The collections at the Surgeons Hall Museums allow visitors to trace the history of medicine in the city from 1505, when the Barber Surgeons of Edinburgh were incorporated, to the development of modern surgical techniques. One of the real curios is a pocketbook covered with the tanned skin of William Burke who, with William Hare, killed at least 16 Edinburgh citizens in 1827-28 and sold their bodies for dissection. Also of note are the John Menzies Campbell dentistry section and exhibits devoted to 'the real Sherlock Holmes': Joseph Bell, a former president of the college. (Arthur Conan Doyle attended lectures by Bell when studying medicine in the city.)

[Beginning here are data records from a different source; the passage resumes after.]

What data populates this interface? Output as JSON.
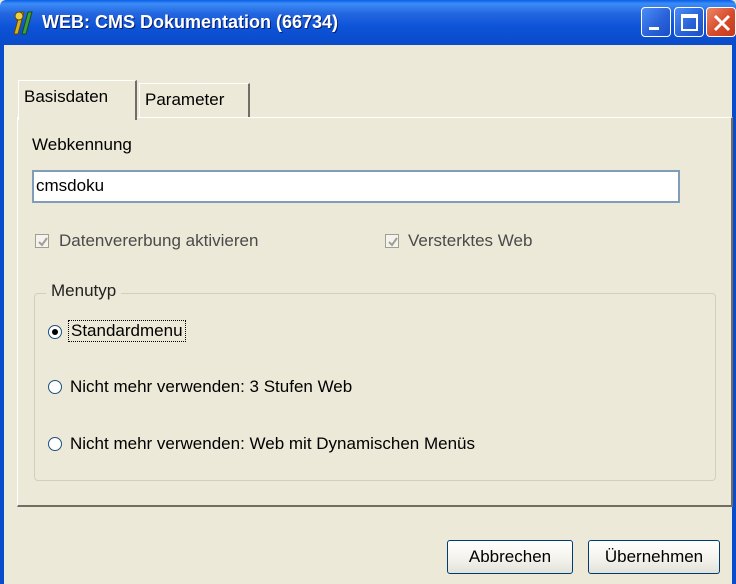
{
  "window": {
    "title": "WEB: CMS Dokumentation (66734)"
  },
  "tabs": [
    {
      "label": "Basisdaten",
      "active": true
    },
    {
      "label": "Parameter",
      "active": false
    }
  ],
  "form": {
    "webkennung_label": "Webkennung",
    "webkennung_value": "cmsdoku",
    "checkbox_datenvererbung": {
      "label": "Datenvererbung aktivieren",
      "checked": true
    },
    "checkbox_versteckt": {
      "label": "Versterktes Web",
      "checked": true
    },
    "menutyp": {
      "legend": "Menutyp",
      "options": [
        {
          "label": "Standardmenu",
          "selected": true
        },
        {
          "label": "Nicht mehr verwenden: 3 Stufen Web",
          "selected": false
        },
        {
          "label": "Nicht mehr verwenden: Web mit Dynamischen Menüs",
          "selected": false
        }
      ]
    }
  },
  "buttons": {
    "cancel": "Abbrechen",
    "apply": "Übernehmen"
  },
  "colors": {
    "titlebar": "#0a4bc9",
    "dialog_bg": "#ece9d8"
  }
}
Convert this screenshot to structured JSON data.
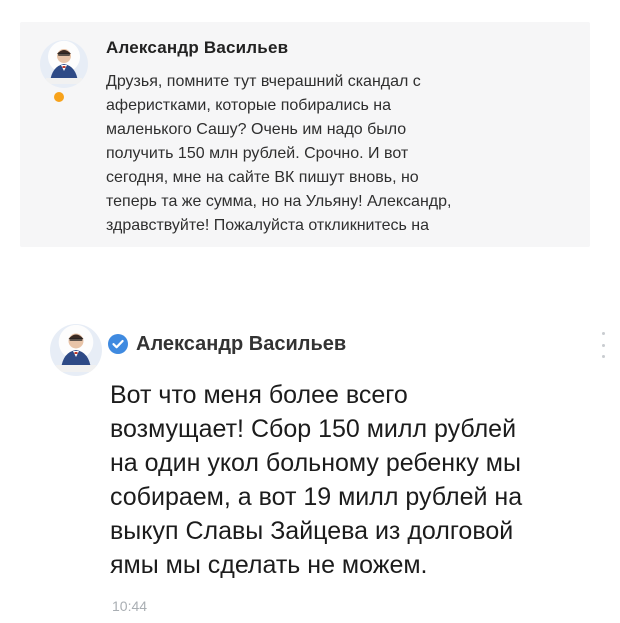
{
  "message_preview": {
    "author": "Александр Васильев",
    "text": "Друзья, помните тут вчерашний скандал с\nаферистками, которые побирались на\nмаленького Сашу? Очень им надо было\nполучить 150 млн рублей. Срочно. И вот\nсегодня, мне на сайте ВК пишут вновь, но\nтеперь та же сумма, но на Ульяну! Александр,\nздравствуйте! Пожалуйста откликнитесь на",
    "status_color": "#f7a21b"
  },
  "message": {
    "author": "Александр Васильев",
    "verified_icon": "verified-check-icon",
    "verified_color": "#3f8ae0",
    "text": "Вот что меня более всего\nвозмущает! Сбор 150 милл рублей\nна один укол больному ребенку мы\nсобираем, а вот 19 милл рублей на\nвыкуп Славы Зайцева из долговой\nямы мы сделать не можем.",
    "time": "10:44",
    "menu_icon": "more-vertical-icon"
  }
}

However, the main attraction is the celebrated pathology collection, the largest in the UK. The museum helpfully suggests that some people might find the pickled remains 'unsettling', and under-15s must be accompanied by an adult. Still, seeing the workings and failing of the human body is never less than fascinating.